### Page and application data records
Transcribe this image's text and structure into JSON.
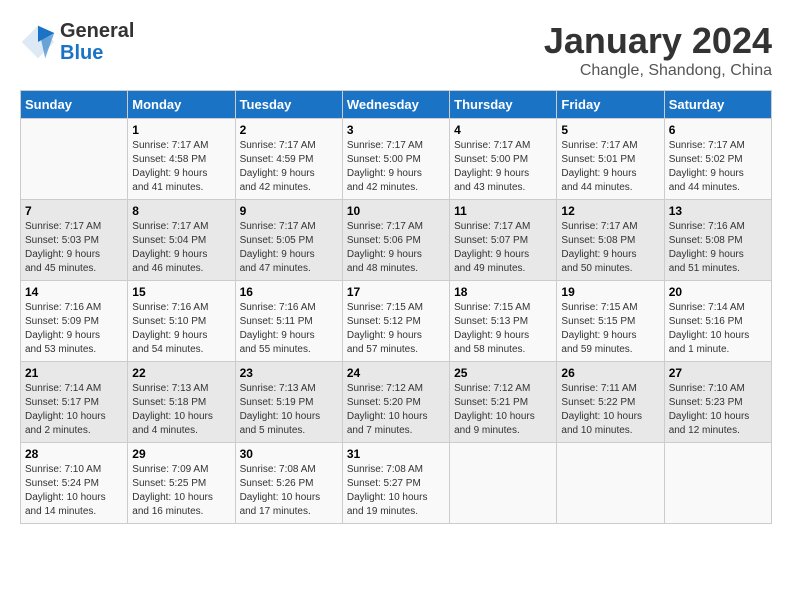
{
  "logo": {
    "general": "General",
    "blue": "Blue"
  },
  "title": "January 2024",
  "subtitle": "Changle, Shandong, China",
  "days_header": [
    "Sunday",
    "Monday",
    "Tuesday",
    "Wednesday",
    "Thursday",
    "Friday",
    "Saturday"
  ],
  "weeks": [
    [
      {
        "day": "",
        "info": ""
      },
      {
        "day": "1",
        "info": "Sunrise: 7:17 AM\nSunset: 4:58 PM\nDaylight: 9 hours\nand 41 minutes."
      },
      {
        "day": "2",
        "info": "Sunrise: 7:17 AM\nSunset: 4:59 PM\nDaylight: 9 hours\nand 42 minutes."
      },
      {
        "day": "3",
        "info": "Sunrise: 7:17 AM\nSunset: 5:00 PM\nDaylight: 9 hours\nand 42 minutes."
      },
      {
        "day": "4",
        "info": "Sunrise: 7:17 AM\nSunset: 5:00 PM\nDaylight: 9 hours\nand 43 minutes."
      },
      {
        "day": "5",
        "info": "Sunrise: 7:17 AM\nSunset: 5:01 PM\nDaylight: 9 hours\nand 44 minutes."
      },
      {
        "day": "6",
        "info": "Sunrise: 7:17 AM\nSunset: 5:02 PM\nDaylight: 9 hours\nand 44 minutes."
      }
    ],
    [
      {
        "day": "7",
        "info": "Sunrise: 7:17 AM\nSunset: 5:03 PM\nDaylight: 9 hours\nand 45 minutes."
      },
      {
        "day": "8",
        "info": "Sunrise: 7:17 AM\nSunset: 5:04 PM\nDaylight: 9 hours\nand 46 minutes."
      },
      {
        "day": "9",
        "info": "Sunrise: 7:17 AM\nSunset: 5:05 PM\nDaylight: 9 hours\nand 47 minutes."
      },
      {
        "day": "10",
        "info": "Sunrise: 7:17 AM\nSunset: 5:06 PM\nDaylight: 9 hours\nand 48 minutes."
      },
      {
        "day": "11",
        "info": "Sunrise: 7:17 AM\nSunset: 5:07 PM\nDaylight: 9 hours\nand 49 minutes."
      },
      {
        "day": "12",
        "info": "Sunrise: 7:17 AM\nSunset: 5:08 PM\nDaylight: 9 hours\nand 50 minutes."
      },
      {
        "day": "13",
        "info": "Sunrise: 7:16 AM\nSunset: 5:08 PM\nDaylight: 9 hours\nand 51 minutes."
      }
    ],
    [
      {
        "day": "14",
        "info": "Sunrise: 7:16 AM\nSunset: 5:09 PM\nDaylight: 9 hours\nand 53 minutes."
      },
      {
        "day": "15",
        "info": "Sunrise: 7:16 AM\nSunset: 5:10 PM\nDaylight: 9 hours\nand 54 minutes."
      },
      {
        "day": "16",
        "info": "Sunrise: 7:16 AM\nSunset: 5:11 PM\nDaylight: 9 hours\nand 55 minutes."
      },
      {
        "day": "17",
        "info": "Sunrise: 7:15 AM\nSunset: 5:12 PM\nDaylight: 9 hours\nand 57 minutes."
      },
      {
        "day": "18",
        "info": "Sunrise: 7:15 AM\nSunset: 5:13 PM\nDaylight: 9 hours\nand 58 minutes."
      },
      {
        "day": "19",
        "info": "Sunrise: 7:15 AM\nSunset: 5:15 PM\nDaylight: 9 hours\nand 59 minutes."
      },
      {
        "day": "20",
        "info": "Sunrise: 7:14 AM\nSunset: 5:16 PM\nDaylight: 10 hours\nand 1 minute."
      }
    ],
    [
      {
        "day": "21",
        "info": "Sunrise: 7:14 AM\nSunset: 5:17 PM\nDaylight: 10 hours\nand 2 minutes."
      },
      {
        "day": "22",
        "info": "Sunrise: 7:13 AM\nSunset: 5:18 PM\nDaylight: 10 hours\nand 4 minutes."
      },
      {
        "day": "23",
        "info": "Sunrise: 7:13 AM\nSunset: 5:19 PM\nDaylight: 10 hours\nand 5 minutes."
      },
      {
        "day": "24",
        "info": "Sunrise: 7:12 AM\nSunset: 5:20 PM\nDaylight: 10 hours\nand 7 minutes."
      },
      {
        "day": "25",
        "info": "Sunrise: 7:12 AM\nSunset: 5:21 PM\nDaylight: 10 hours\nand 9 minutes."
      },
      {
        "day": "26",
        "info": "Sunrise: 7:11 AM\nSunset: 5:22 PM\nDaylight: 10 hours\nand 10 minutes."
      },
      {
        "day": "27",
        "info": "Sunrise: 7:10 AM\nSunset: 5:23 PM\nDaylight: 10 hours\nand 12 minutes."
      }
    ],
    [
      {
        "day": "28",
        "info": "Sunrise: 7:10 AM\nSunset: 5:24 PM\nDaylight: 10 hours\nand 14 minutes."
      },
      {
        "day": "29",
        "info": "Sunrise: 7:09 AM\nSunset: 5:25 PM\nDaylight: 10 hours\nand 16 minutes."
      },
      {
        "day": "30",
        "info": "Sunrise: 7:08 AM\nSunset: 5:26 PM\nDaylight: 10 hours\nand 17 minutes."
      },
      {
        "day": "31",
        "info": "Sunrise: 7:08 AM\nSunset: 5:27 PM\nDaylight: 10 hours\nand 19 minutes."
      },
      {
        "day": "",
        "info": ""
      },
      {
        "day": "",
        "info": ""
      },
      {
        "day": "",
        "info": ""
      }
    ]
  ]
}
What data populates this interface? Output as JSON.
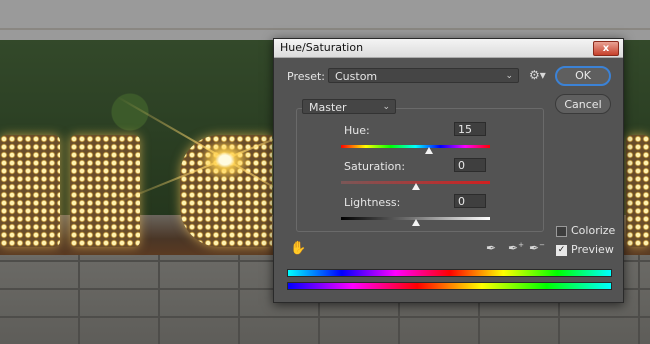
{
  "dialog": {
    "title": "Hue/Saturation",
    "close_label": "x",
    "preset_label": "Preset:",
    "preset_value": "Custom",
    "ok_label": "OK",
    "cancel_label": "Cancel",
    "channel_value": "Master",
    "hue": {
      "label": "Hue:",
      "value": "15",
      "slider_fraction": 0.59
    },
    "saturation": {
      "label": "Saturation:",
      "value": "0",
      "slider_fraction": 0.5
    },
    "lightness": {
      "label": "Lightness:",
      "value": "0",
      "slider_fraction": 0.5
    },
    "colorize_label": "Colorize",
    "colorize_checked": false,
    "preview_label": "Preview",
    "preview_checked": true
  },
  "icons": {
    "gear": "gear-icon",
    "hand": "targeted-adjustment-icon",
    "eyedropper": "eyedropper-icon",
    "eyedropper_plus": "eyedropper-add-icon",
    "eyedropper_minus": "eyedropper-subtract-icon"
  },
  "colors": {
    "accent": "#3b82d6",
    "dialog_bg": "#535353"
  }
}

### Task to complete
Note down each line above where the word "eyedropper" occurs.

### Your response
    "eyedropper": "eyedropper-icon",
    "eyedropper_plus": "eyedropper-add-icon",
    "eyedropper_minus": "eyedropper-subtract-icon"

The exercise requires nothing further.